Directions for this task = All lines in the records below with the word "Neural" must be returned.

(Beginning of Provided data)

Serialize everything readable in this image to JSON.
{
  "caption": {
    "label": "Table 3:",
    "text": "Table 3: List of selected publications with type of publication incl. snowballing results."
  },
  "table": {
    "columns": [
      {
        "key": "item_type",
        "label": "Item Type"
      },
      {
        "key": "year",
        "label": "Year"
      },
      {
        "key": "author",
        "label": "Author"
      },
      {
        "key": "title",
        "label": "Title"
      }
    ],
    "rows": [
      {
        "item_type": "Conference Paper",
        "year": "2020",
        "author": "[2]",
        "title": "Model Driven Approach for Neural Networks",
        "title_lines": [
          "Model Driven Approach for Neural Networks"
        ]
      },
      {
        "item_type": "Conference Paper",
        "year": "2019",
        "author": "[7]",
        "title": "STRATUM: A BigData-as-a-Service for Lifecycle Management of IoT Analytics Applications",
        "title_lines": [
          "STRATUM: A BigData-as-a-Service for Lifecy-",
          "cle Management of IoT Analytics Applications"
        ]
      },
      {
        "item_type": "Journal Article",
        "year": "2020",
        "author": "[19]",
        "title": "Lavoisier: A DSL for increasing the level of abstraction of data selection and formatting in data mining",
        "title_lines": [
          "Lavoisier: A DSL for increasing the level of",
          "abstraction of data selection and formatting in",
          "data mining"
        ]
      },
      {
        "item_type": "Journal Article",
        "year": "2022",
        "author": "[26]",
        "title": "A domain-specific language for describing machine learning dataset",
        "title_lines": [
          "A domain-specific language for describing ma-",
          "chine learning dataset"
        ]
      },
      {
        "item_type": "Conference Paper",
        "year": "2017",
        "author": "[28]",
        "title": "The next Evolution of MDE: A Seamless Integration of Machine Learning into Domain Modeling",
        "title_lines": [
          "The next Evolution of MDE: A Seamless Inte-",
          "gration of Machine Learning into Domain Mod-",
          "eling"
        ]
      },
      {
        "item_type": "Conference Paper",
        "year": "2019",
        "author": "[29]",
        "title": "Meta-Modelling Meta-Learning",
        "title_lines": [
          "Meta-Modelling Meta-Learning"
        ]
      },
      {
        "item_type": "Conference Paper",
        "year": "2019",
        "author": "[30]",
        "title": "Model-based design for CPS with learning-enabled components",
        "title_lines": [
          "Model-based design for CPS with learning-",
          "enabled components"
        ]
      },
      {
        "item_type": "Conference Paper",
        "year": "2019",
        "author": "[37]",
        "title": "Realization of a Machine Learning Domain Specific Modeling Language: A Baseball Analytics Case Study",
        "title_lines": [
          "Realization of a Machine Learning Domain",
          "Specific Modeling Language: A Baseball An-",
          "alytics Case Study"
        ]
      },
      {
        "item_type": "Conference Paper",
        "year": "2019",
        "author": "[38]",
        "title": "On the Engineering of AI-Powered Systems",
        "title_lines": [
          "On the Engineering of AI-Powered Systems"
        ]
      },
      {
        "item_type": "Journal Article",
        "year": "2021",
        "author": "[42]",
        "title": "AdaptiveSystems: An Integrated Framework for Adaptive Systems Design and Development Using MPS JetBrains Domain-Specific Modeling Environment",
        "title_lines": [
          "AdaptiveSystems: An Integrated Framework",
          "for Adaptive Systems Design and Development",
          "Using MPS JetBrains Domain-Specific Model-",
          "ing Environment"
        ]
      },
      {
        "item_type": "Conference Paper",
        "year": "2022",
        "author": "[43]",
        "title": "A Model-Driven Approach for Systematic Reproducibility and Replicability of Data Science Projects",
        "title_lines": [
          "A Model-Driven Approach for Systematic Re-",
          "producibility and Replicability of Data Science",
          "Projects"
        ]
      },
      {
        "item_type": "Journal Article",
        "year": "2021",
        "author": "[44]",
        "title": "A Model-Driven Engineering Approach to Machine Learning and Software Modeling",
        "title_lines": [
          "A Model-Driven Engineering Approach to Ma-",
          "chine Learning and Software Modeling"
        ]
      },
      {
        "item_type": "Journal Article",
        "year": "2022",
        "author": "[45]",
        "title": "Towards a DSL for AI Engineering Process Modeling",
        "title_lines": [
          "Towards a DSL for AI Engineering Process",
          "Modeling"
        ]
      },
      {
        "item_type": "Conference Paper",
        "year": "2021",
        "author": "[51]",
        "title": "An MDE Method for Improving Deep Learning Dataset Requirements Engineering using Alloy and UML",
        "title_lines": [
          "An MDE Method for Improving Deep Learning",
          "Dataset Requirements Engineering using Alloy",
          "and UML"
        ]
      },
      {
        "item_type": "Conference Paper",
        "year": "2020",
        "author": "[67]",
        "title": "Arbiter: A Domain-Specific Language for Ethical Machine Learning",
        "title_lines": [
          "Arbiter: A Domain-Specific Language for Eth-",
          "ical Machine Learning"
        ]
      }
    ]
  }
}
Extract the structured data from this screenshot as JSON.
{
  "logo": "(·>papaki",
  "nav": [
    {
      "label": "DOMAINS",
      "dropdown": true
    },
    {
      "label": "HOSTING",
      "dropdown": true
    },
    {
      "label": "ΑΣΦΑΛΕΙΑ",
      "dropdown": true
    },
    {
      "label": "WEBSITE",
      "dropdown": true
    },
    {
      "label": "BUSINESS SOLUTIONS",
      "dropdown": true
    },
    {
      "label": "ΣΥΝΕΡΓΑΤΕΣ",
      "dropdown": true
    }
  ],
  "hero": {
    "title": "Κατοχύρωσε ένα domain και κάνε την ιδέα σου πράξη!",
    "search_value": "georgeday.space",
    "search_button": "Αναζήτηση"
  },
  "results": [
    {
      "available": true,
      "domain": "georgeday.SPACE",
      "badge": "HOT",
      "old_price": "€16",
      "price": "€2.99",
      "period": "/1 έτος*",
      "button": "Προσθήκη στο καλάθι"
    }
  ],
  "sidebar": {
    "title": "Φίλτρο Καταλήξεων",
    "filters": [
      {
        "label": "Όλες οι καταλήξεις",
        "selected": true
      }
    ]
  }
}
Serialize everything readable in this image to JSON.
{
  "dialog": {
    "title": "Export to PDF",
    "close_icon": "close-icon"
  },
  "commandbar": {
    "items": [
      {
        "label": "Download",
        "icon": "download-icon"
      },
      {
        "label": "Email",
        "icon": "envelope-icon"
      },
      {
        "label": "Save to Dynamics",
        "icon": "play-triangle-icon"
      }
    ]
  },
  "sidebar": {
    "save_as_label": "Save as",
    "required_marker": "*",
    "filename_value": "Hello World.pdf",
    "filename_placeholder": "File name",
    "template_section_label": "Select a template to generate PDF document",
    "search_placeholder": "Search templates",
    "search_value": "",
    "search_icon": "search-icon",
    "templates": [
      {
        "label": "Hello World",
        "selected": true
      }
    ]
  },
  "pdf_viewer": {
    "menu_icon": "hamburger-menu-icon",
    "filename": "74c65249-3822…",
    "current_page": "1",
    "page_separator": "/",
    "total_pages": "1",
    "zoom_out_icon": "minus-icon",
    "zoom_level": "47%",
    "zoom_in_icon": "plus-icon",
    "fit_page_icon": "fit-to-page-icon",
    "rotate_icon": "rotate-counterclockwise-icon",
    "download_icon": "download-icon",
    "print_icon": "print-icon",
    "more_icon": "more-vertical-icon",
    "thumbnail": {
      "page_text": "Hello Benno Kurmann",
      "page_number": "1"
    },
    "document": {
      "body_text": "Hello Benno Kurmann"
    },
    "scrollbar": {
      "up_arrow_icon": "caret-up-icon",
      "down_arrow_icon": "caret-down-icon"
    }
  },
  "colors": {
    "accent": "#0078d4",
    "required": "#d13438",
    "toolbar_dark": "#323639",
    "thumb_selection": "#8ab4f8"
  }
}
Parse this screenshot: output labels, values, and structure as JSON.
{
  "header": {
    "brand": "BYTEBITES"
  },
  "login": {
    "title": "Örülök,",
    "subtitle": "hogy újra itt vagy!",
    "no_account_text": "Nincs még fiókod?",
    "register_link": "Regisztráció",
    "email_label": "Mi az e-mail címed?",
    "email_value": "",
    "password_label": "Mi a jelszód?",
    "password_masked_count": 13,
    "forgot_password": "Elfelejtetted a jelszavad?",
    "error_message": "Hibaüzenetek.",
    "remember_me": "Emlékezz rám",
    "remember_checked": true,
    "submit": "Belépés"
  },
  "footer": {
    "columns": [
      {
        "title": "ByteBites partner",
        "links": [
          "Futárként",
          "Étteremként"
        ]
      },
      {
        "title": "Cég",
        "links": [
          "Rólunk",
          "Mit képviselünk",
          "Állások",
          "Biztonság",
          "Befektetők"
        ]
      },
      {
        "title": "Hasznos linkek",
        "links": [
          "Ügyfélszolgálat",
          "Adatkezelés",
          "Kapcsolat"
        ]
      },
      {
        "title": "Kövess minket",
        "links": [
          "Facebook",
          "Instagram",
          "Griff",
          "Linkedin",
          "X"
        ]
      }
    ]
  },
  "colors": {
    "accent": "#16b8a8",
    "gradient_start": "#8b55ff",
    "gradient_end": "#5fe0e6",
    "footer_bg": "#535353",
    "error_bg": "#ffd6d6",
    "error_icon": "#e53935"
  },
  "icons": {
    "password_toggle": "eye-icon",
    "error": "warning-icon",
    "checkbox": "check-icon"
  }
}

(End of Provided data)

Completed exercise =
        "title": "Model Driven Approach for Neural Networks",
          "Model Driven Approach for Neural Networks"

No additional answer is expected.